c. The results of a study in depth, to be initiated immediately, of possible new political and strategic guidance for the conduct of US operations in South Vietnam, and of our Vietnamese policy in the context of our world-wide politico-military strategy. Supporting discussion is in Tab D./5/
/5/As expressed in Tab D, the view of the Clifford group was that "there can be no assurance that this very substantial additional deployment would leave us a year from today in any more favorable military position." Since the war posed a danger to U.S. interests and commitments worldwide, and since the enemy's recent tactics had proven that "there can be no prospect of a quick military solution," a major interagency study on strategic guidance involving Westmoreland and Bunker had to be undertaken in the near future. Nitze wrote two memoranda on strategic guidance, both dated March 3, which dealt separately with short-term recovery and longer-range strategy. (Library of Congress, Manuscript Division, Nitze Papers, Vietnam War-Miscellaneous Materials, 1968)
5. No new peace initiative on Vietnam. Re-statement of our terms for peace and certain limited diplomatic actions to dramatize Laos and to focus attention on the total threat to Southeast Asia.
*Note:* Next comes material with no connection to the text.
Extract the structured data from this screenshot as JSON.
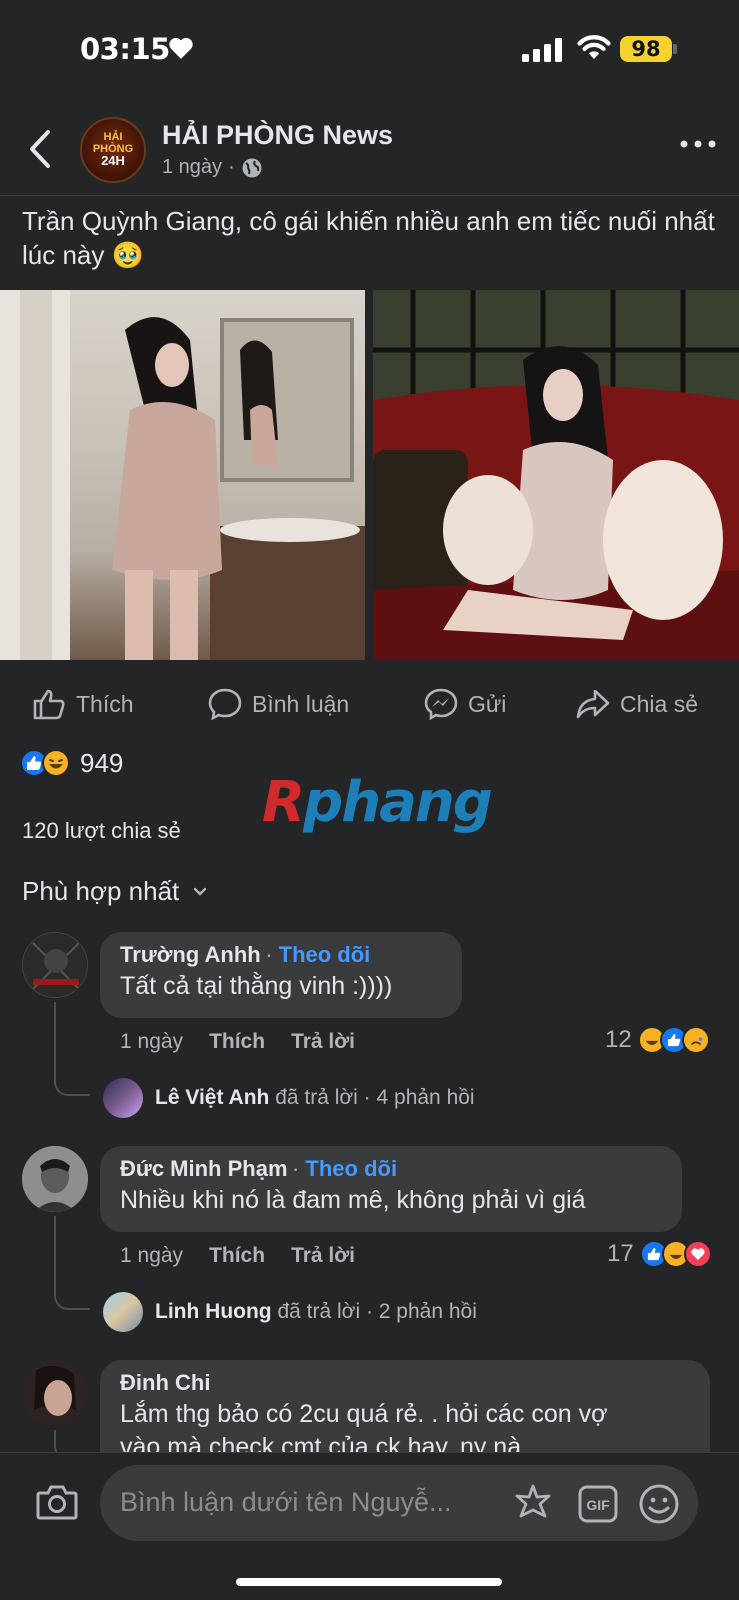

Details in Tab E./6/
/6/Tab E contained the text of a February 29 memorandum prepared by Bundy which listed three negotiating alternatives: "stand pat on the San Antonio formula," undertake a new initiative modifying the San Antonio formula (which the paper concluded would be "unwise" since the San Antonio formula was "rock bottom"), or "pitching" for negotiations following a countering of the enemy offensive.
6. A general decision on bombing policy, not excluding future change, but adequate to form a basis for discussion with the Congress on this key aspect. Here your advisers are divided:
a. General Wheeler and others would advocate a substantial extension of targets and authority in and near Hanoi and Haiphong, mining of Haiphong, and naval gunfire up to a Chinese Buffer Zone;
b. Others would advocate a seasonal step-up through the spring, but without these added elements.
The opposing arguments are in Tab F./7/
/7/The paper at Tab F detailed further discussion of how to intensify the bombing of North Vietnam.
In proposing this course of action, we recognize that there are certain difficulties and negative factors, outlined in Tab G. Additional problems we can anticipate in US public opinion are at Tab H./8/ Nevertheless, we believe that this course of action, in its essential outline at least, is urgently required to meet the immediate situation in Vietnam as well as wider possible contingencies there and elsewhere.
/8/The papers at Tabs G and H emphasized the domestic difficulties faced by the President in increasing the troop commitment to Vietnam and in calling up the reserves.